The Building Nesting Sites for Barn Owls project will help advance one of the key attractions in the area. From seasoned ornithologists spending several days in the area in peak season, to children and their parents stopping as they cycle around Lake Agmon to hear a brief description of the birdlife from a KKL-JNF guide – all visitors will benefit from investing in the wildlife of this precious area.

Hula Valley Monitoring Project

The Hula Valley was reflooded in the 1990's in order to revive the ecosystem that once flourished in the area. Since 1997, a monitoring program has been in place to examine the response of the local ecosystem to climatic changes and human influence. The ecological processes in the Hula ecosystem are very dynamic and not yet stable, and it is vital to facilitate cooperation among farmers, water managers and naturalists.

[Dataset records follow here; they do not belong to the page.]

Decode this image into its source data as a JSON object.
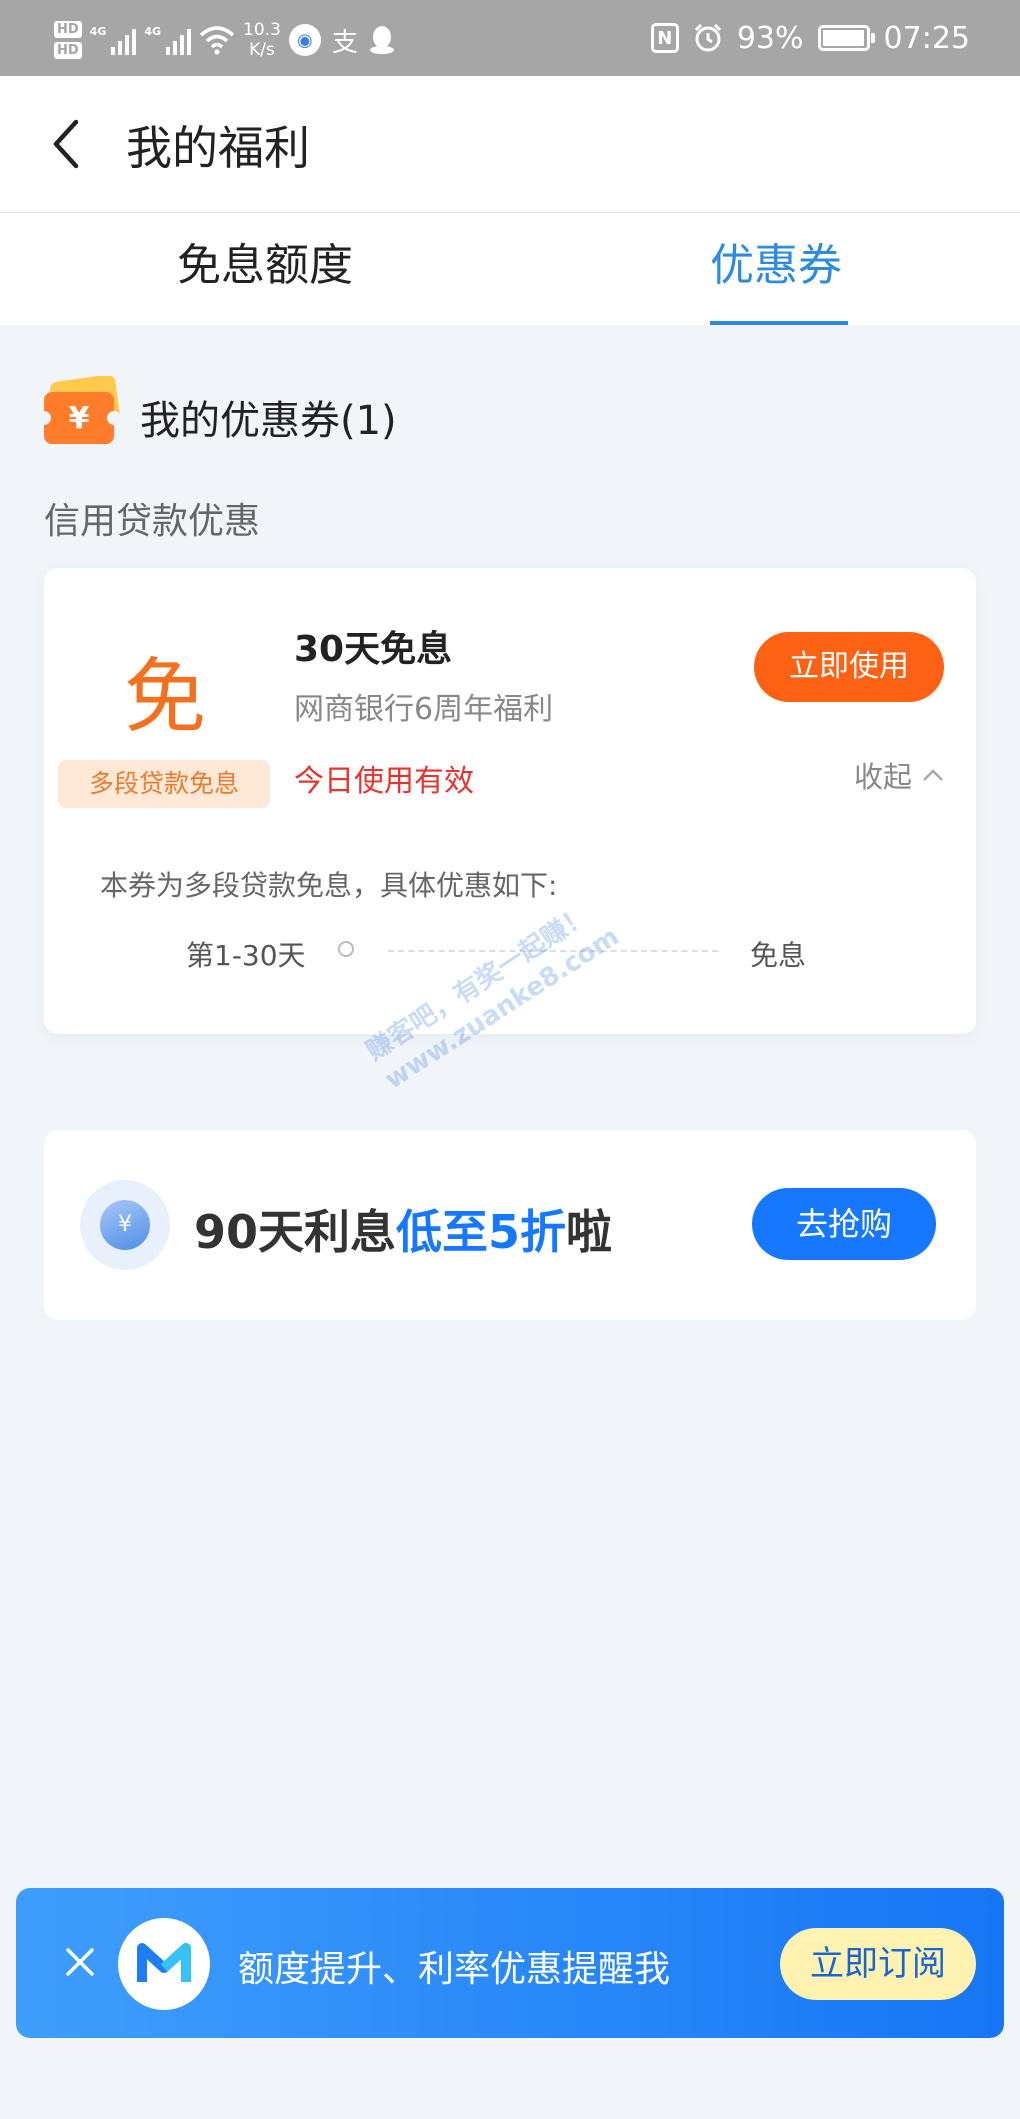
{
  "status_bar": {
    "hd1": "HD",
    "hd2": "HD",
    "net1": "4G",
    "net2": "4G",
    "speed_value": "10.3",
    "speed_unit": "K/s",
    "nfc": "N",
    "battery": "93%",
    "time": "07:25"
  },
  "header": {
    "title": "我的福利"
  },
  "tabs": [
    {
      "label": "免息额度",
      "active": false
    },
    {
      "label": "优惠券",
      "active": true
    }
  ],
  "coupons_section": {
    "title": "我的优惠券(1)",
    "category": "信用贷款优惠"
  },
  "coupon": {
    "badge_char": "免",
    "tag": "多段贷款免息",
    "title": "30天免息",
    "description": "网商银行6周年福利",
    "validity": "今日使用有效",
    "use_button": "立即使用",
    "collapse_label": "收起",
    "detail_note": "本券为多段贷款免息，具体优惠如下:",
    "schedule": [
      {
        "period": "第1-30天",
        "benefit": "免息"
      }
    ]
  },
  "promo": {
    "text_prefix": "90天利息",
    "text_highlight": "低至5折",
    "text_suffix": "啦",
    "button": "去抢购"
  },
  "watermark": {
    "line1": "赚客吧，有奖一起赚！",
    "line2": "www.zuanke8.com"
  },
  "banner": {
    "text": "额度提升、利率优惠提醒我",
    "button": "立即订阅"
  },
  "colors": {
    "accent_blue": "#1677ff",
    "tab_active": "#2c8be0",
    "orange_button": "#fd6114",
    "valid_red": "#e8332d",
    "background": "#f1f4f9"
  }
}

Eight monitoring stations collect data on parameters such as vegetation distribution in Hula Valley and in Lake Agmon, water table altitude, and hydrological flow rate.  Monthly surveys track numbers and species of birds in the Hula Valley and the fish stocks in Lake Agmon.

 

Photo: KKL-JNF Photo Archive

 

In our work to provide accurate environmental data as a basis for policy making and implementation, as well as maintaining the quality of water in Lake Kinneret, knowledge is an essential foundation. The monitoring project provides the solid professional data that must shape our decisions as we continue to nurture and develop this precious natural resource. It is a  part of the chain of support that has painted Israel green, responding in each generation to new challenges and needs on the unchanging basis of love for the Land of Israel, for its flora and fauna and for all those who live in and visit the country.

Bird Banding Station: Put a Ring on a Bird

The Hula Valley is a leading ornithological site on a global level, with approximately 390 species flying over an area of less than 50 square kilometers during migration. At ringing stations birds are trapped, their vital data recorded, and they are then ringed (banded) with individually numbered aluminum rings. These combine research with tourism in a balanced manner for the benefit of both people and birds in the valley.

 

  Photo: KKL-JNF Photo Archive

 

The Bird Ringing (Banding) Station in the Hula Valley serves researchers studying the birds in Lake Agmon and its surroundings. Visitors can watch ringing activity and learn about the birds returning to the valley. Together with the Society for the Protection of Nature in Israel, KKL-JNF located a suitable spot in the southern part of Lake Agmon. Development includes earthworks, the station building, and embankments with hides for the benefit of birdwatchers who can watch the birds without disturbing them. The station will operate in a manner to preserve the delicate balance between visitors and the birds, developing ecotourism and rehabilitating the Hula Valley wetland ecosystem.

 

By developing the Bird Ringing Station in the Hula Valley, KKL-JNF helps in advancing one of the key attractions in the area. From seasoned ornithologists spending several days in the area in peak season to children and their parents stopping as they cycle around Lake Agmon to hear a brief description of the birdlife from a KKL-JNF guide – all visitors benefit from your investment in the wildlife of this precious area.